There is a pressing need for dance practitioners of Southeast Asia to interact with each other to consolidate their common cultural heritage says India’s Bharatanatyam doyen Padma Bhushan Dr Padma Subrahmanyam.
Indian classical dancers in Malaysia should take the initiative to make the practitioners of the dance traditions of Southeast Asian countries to feel they are part of the whole.
“Learn Indonesian, Cambodian and Thai dance and make comparisons. Take something of theirs and give something of yours,” noted Dr Padma who on Sunday delivered a lecture entitled Ananda Coomaraswamy: The Dance of Siva and Its Influence in Southeast Asia.
The lecture at Universiti Malaya (UM) was organised by the UM Sri Lankan Endowment Fund in colloboration with the Netaji Subhash Chandra Bose Indian Cultural Centre High Commission of India Kuala Lumpur and History Department and Indian Studies Department, UM.
To a question by Sutra Foundation chairman, Datuk Dr Ramli Ibrahim on whether India can learn from the genius of Southeast Asian classical dancers such as in Bali, Indonesia who have no need for so much stylised mudras (hand gestures) as they achieve the same effect with just a few mudras, the 73-year-old dance maestro adds, “There is enough scope that Natya Sastra (treatise of dramaturgy by Indian sage Bharata Muni) offers for creativity.
“Are we going to add any glory to Natya Sastra. We have to get it from there (Natya Sastra). Natya Sastra is the common grammar meant for the entire Asia and there is internal evidence to say it was meant for the entire Eurasia not only Asia but Eurasia together and it is for us to make use of it.
“It is our duty to understand what is there and an unlimited scope for creativity is there and the fact is each region has preserved only some aspect of this encyclopedic work.
“So amalgamating that will definitely produce a Bharatam theatre which will be Asian theatre.”
Warning about the danger of westernisation of Southeast Asian dance traditions, Dr Padma who has done in-depth research into the 108 karanas (dance action) of the Natya Sastra and found karana sculptures in Southeast Asia said, ” Asia has to revitalise and validate her own culture and only in that context I am saying that there is enough, so much in fact from the Eastern world.
“Make an amalgam of that because not everything is preserved in India. What is lost in India is found in Indonesia, Cambodia and Thailand.”
Referring to the dance style of Balinese dancers and other Southeast Asian dancers, Dr Padma said, “If you want to retain Asian character to whatever you perform you have to go back to our roots. It is not as though one should not perform just the hand movements, but it is also there (in Natya Sastra).

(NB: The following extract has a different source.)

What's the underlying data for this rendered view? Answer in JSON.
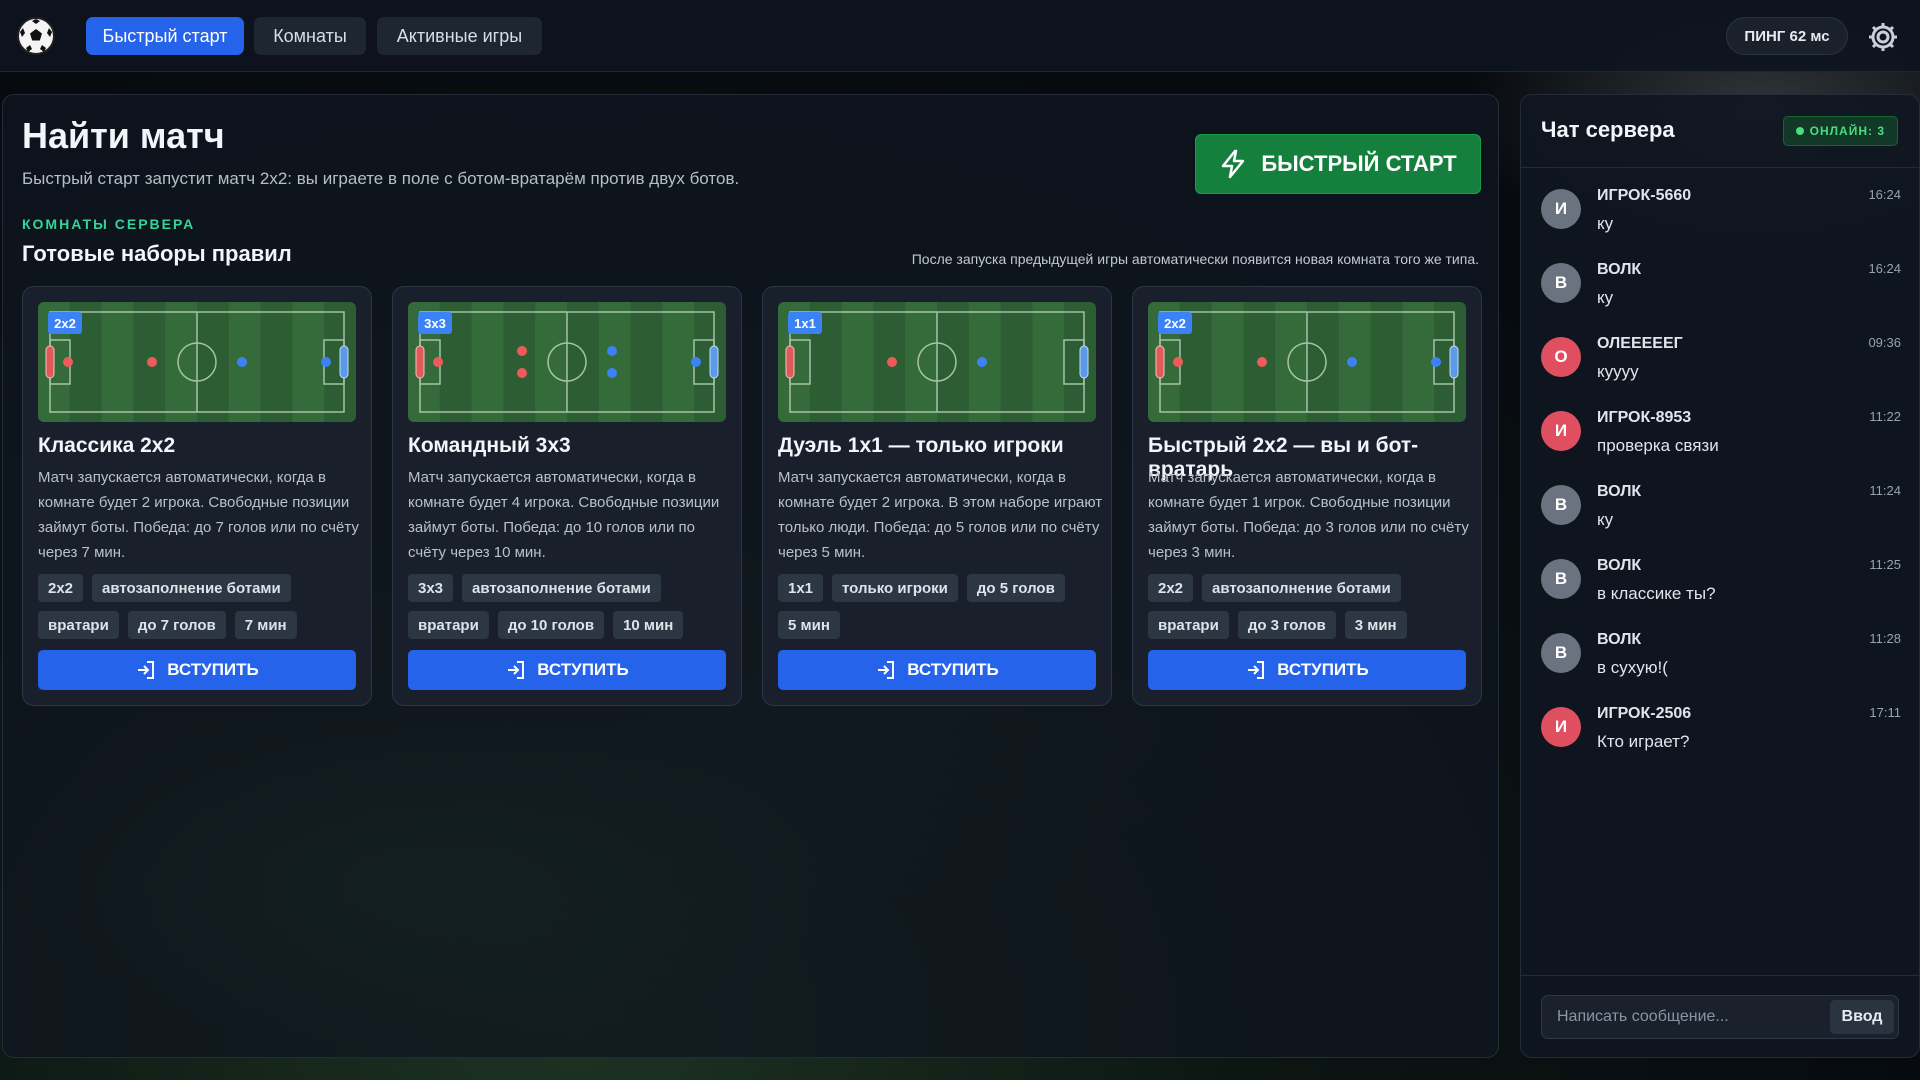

“We have what we call nritta hastas (decorative hand gestures) where there are no abhinaya hastas (gestures conveying expressions) involved at all but even that nritta hastas are communicative in a style called vakyartha abhinaya to give the meaning of a whole sentence or mood.
“This is what is performed by Indonesians whereas we lost that in India. So an exchange will enrich both sides.”
“To Cambodia and perhaps other Southeast Asian countries, my humble suggestion is that they follow Coomaraswamy’s book, Mirror of Gestures for reviving their ancient roots to nourish new flowers and fruits in their dance field.”
Mirror of Gestures, a translation of Nandikeshwara’s Sanskrit manual Abhinaya Darpanam dealing with the physical aspect of dance, is a follow up of Coomarasmy’s book, Dance of Shiva which deals with the metaphysical aspect of dance.
Dr Padma added that in many places except the Indian subcontinent hand gestures have been lost. Reviving the hand gestures in Southeast Asia will enhance the dance and preserve Asian culture as in the name of creativity, a lot of Western values had been brought in.
By R. Sittamparam
Picture courtesy of Padma Nrithyalaya Arts, Seremban.